IQ test? Common-sense test? Really?
Isn’t your résumé evidence enough of your capabilities? So, why must you almost always give a preemployment test? Are they necessary? Or are they even legal?
All these questions are legit, and they might bother you every time you look for a job. The IQ tests conducted before a hire, are themselves not illegal but it is their application that incites illegality. For example, if there are 2 different job openings for an accountant and a receptionist. You give them both similar tests consisting of complex math-related questions.
An accountant would be – and should be – able to solve them but such skills are not crucial for the receptionist. Hence, unfair, and not suitable for the receptionist.
Find employees potential
The preemployment tests such as IQ test or common-sense test are necessary for jobs as they let the employer get an insight about the capabilities of the hire. They help get a better understanding of employee’s potential and skill level. It is basically performed to make sure their talent level is up to the task they will perform. Whether, they have intelligence for it and will they crack or perform under pressure?
Most people have a vague concept of IQ, but they have little perception about its role in assessment of the new hire. The IQ, or intelligence quotient tests are designed to measure the level of intelligence of any person, regardless of the job or role they are being hired for. They aim towards general skills for any role such as critical thinking, problem solving, and learning ability. However, they are not essentially targeted towards the main skill for the job.
Cognitive aptitude tests
Most employers are now abandoning the requirement of IQ test. But this does not come as good news for those looking to apply. The IQ tests have been replaced by the cognitive aptitude tests. Unlike the IQ or common-sense test, these are designed by specifically keeping the work environment skills in mind. In addition to measuring the criteria involved in standard IQ test, these also measure employee’s ability of attention to detail and communication competency.
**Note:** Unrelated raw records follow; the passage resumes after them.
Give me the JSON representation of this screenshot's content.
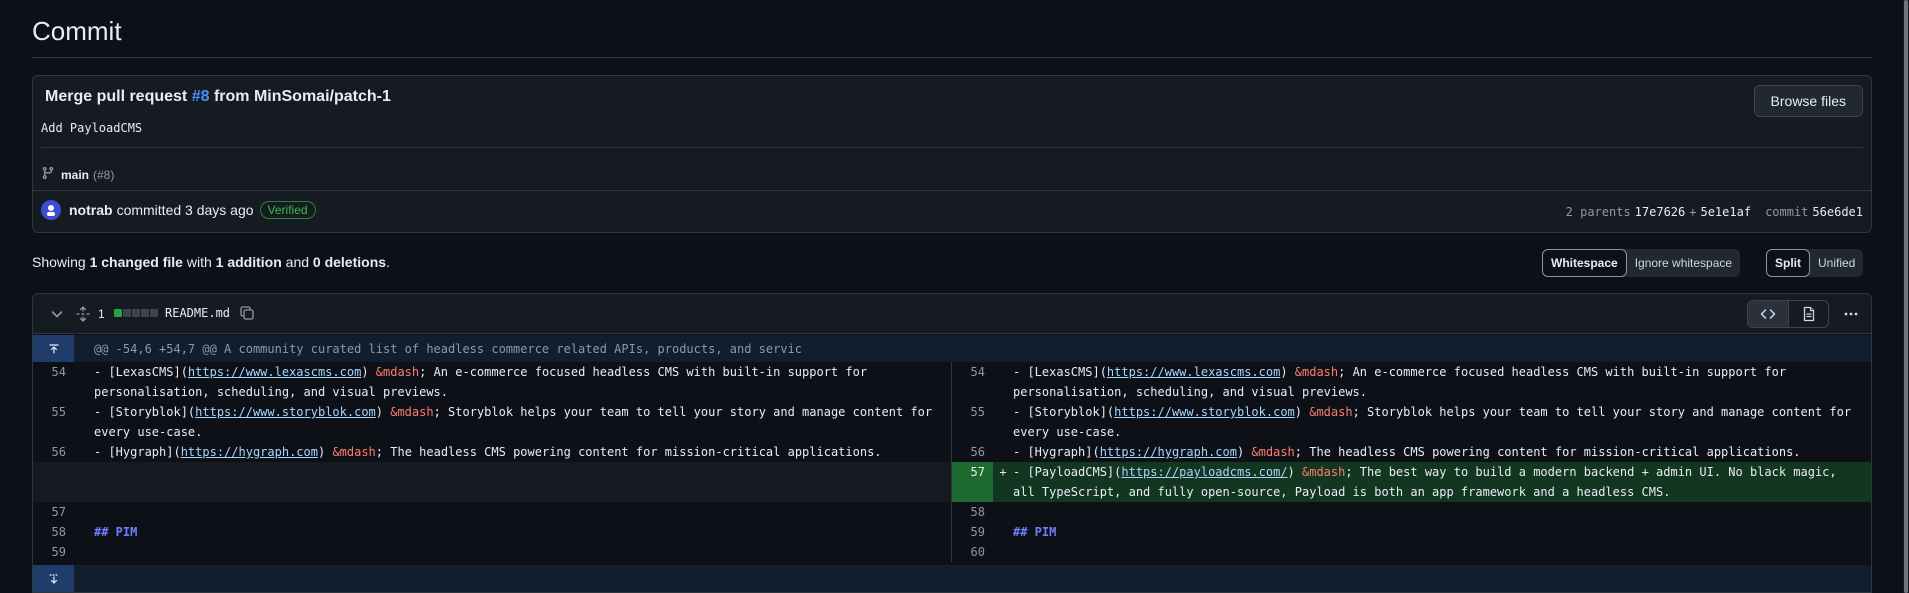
{
  "page": {
    "title": "Commit"
  },
  "commit": {
    "title_prefix": "Merge pull request ",
    "pr_number": "#8",
    "title_suffix": " from MinSomai/patch-1",
    "description": "Add PayloadCMS",
    "browse_label": "Browse files",
    "branch": "main",
    "branch_pr": "(#8)",
    "author": "notrab",
    "committed_text": "committed 3 days ago",
    "verified": "Verified",
    "parents_label": "2 parents",
    "parent1": "17e7626",
    "plus": "+",
    "parent2": "5e1e1af",
    "commit_label": "commit",
    "commit_sha": "56e6de1"
  },
  "summary": {
    "showing": "Showing ",
    "changed": "1 changed file",
    "with": " with ",
    "additions": "1 addition",
    "and": " and ",
    "deletions": "0 deletions",
    "period": "."
  },
  "whitespace_toggle": {
    "active": "Whitespace",
    "inactive": "Ignore whitespace"
  },
  "view_toggle": {
    "active": "Split",
    "inactive": "Unified"
  },
  "file": {
    "change_count": "1",
    "name": "README.md",
    "hunk_header": "@@ -54,6 +54,7 @@ A community curated list of headless commerce related APIs, products, and servic"
  },
  "rows": [
    {
      "left": {
        "ln": "54",
        "parts": [
          [
            "- [LexasCMS](",
            ""
          ],
          [
            "https://www.lexascms.com",
            "url"
          ],
          [
            ") ",
            ""
          ],
          [
            "&mdash",
            "ent"
          ],
          [
            "; An e-commerce focused headless CMS with built-in support for personalisation, scheduling, and visual previews.",
            ""
          ]
        ]
      },
      "right": {
        "ln": "54",
        "parts": [
          [
            "- [LexasCMS](",
            ""
          ],
          [
            "https://www.lexascms.com",
            "url"
          ],
          [
            ") ",
            ""
          ],
          [
            "&mdash",
            "ent"
          ],
          [
            "; An e-commerce focused headless CMS with built-in support for personalisation, scheduling, and visual previews.",
            ""
          ]
        ]
      }
    },
    {
      "left": {
        "ln": "55",
        "parts": [
          [
            "- [Storyblok](",
            ""
          ],
          [
            "https://www.storyblok.com",
            "url"
          ],
          [
            ") ",
            ""
          ],
          [
            "&mdash",
            "ent"
          ],
          [
            "; Storyblok helps your team to tell your story and manage content for every use-case.",
            ""
          ]
        ]
      },
      "right": {
        "ln": "55",
        "parts": [
          [
            "- [Storyblok](",
            ""
          ],
          [
            "https://www.storyblok.com",
            "url"
          ],
          [
            ") ",
            ""
          ],
          [
            "&mdash",
            "ent"
          ],
          [
            "; Storyblok helps your team to tell your story and manage content for every use-case.",
            ""
          ]
        ]
      }
    },
    {
      "left": {
        "ln": "56",
        "parts": [
          [
            "- [Hygraph](",
            ""
          ],
          [
            "https://hygraph.com",
            "url"
          ],
          [
            ") ",
            ""
          ],
          [
            "&mdash",
            "ent"
          ],
          [
            "; The headless CMS powering content for mission-critical applications.",
            ""
          ]
        ]
      },
      "right": {
        "ln": "56",
        "parts": [
          [
            "- [Hygraph](",
            ""
          ],
          [
            "https://hygraph.com",
            "url"
          ],
          [
            ") ",
            ""
          ],
          [
            "&mdash",
            "ent"
          ],
          [
            "; The headless CMS powering content for mission-critical applications.",
            ""
          ]
        ]
      }
    },
    {
      "left": null,
      "right": {
        "ln": "57",
        "sign": "+",
        "added": true,
        "parts": [
          [
            "- [PayloadCMS](",
            ""
          ],
          [
            "https://payloadcms.com/",
            "url"
          ],
          [
            ") ",
            ""
          ],
          [
            "&mdash",
            "ent"
          ],
          [
            "; The best way to build a modern backend + admin UI. No black magic, all TypeScript, and fully open-source, Payload is both an app framework and a headless CMS.",
            ""
          ]
        ]
      }
    },
    {
      "left": {
        "ln": "57",
        "parts": []
      },
      "right": {
        "ln": "58",
        "parts": []
      }
    },
    {
      "left": {
        "ln": "58",
        "parts": [
          [
            "## PIM",
            "hdr"
          ]
        ]
      },
      "right": {
        "ln": "59",
        "parts": [
          [
            "## PIM",
            "hdr"
          ]
        ]
      }
    },
    {
      "left": {
        "ln": "59",
        "parts": []
      },
      "right": {
        "ln": "60",
        "parts": []
      }
    }
  ],
  "colors": {
    "accent": "#4493f8",
    "added_bg": "#12361f",
    "added_ln": "#1f6a2e",
    "verified": "#3fb950",
    "hunk_bg": "#121d2f"
  }
}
The cognitive aptitude tests have proven better than several hiring criteria in successfully predicting potential job performance of the employee. They give an idea of how quickly they will learn the job they will be trained for, and how good they will perform in it. Since the training period is the time that costs the company, they want employees that will quickly adapt and be ready to perform – and that too at a decent level.
Are personal questions reasonable?
The preemployment tests are a valuable input when hiring but there are times when they are not required or are misused. For example, they can be skipped when hiring a well-known person that has a reputation for the job. They will plainly refuse to be a part of your company if they discover they have to pass a test for it. Firstly, they might feel offended. And secondly, they would stay in their current job because it is safer, and they feel respected there.
Another scenario in which it is better to skip these tests are when the questions start becoming personal. An employee has the right to keep their personal life private. Asking such questions are unnecessary for the jobs since they are based on skills and not on emotions. However, some personal questions are reasonable to get an awareness of employee’s psychic evaluation. To make sure they have enough mental capacity to deal with the stress of the job.
The IQ or common-sense test are a decent and sensible requirement when hiring for a job. They help get an understanding of employee’s talent level and their capabilities for tasks at hand. However, these tests must be carefully planned and should be specific to the job requirements. They should be kept business related and the personal questions should be avoided unless absolutely necessary.